Did Bernanke Just Do It Again, Asks Bill Gross

If anyone thought Bill Gross would take what is likely the worst P&L day in PIMCO history without a fight, they would be wrong.

So did Bernanke just do it again?

And incidentally, Gross is of course referring to the following speech:
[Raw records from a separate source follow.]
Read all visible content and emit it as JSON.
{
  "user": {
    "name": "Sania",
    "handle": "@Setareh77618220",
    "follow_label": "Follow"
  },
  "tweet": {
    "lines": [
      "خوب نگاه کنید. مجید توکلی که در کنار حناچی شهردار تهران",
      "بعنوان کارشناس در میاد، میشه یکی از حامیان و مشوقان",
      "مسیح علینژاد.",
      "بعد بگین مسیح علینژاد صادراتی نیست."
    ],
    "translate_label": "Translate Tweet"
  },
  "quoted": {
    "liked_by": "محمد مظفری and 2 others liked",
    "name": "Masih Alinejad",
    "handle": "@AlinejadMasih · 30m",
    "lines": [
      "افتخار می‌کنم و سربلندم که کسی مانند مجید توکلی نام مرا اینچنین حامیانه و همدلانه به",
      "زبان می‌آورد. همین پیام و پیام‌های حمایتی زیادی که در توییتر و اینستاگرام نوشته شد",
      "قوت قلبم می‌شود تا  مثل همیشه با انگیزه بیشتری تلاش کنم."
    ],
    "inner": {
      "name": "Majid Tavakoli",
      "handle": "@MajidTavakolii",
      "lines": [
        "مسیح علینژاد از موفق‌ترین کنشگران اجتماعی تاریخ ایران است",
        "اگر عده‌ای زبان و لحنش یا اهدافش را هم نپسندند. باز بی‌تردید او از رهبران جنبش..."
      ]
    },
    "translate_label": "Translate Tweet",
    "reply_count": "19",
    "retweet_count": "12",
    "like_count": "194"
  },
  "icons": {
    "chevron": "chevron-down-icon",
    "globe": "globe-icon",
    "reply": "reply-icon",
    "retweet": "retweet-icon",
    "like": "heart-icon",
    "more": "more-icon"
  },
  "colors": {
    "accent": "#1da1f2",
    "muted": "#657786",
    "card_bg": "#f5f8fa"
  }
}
The brilliance of Friedman and Schwartz's work on the Great Depression is not simply the texture of the discussion or the coherence of the point of view. Their work was among the first to use history to address seriously the issues of cause and effect in a complex economic system, the problem of identification. Perhaps no single one of their "natural experiments" alone is convincing; but together, and enhanced by the subsequent research of dozens of scholars, they make a powerful case indeed.

 

For practical central bankers, among which I now count myself, Friedman and Schwartz's analysis leaves many lessons. What I take from their work is the idea that monetary forces, particularly if unleashed in a destabilizing direction, can be extremely powerful. The best thing that central bankers can do for the world is to avoid such crises by providing the economy with, in Milton Friedman's words, a "stable monetary background"--for example as reflected in low and stable inflation.

 

Let me end my talk by abusing slightly my status as an official representative of the Federal Reserve. I would like to say to Milton and Anna: Regarding the Great Depression. You're right, we did it. We're very sorry. But thanks to you, we won't do it again.

Oh, and Bill, the answer is no: Fed assets with and without taper. If this is "doing it again" we can't wait to see what selling $5 trillion in securities, or about 50% of all 10 year equivalents, will look like...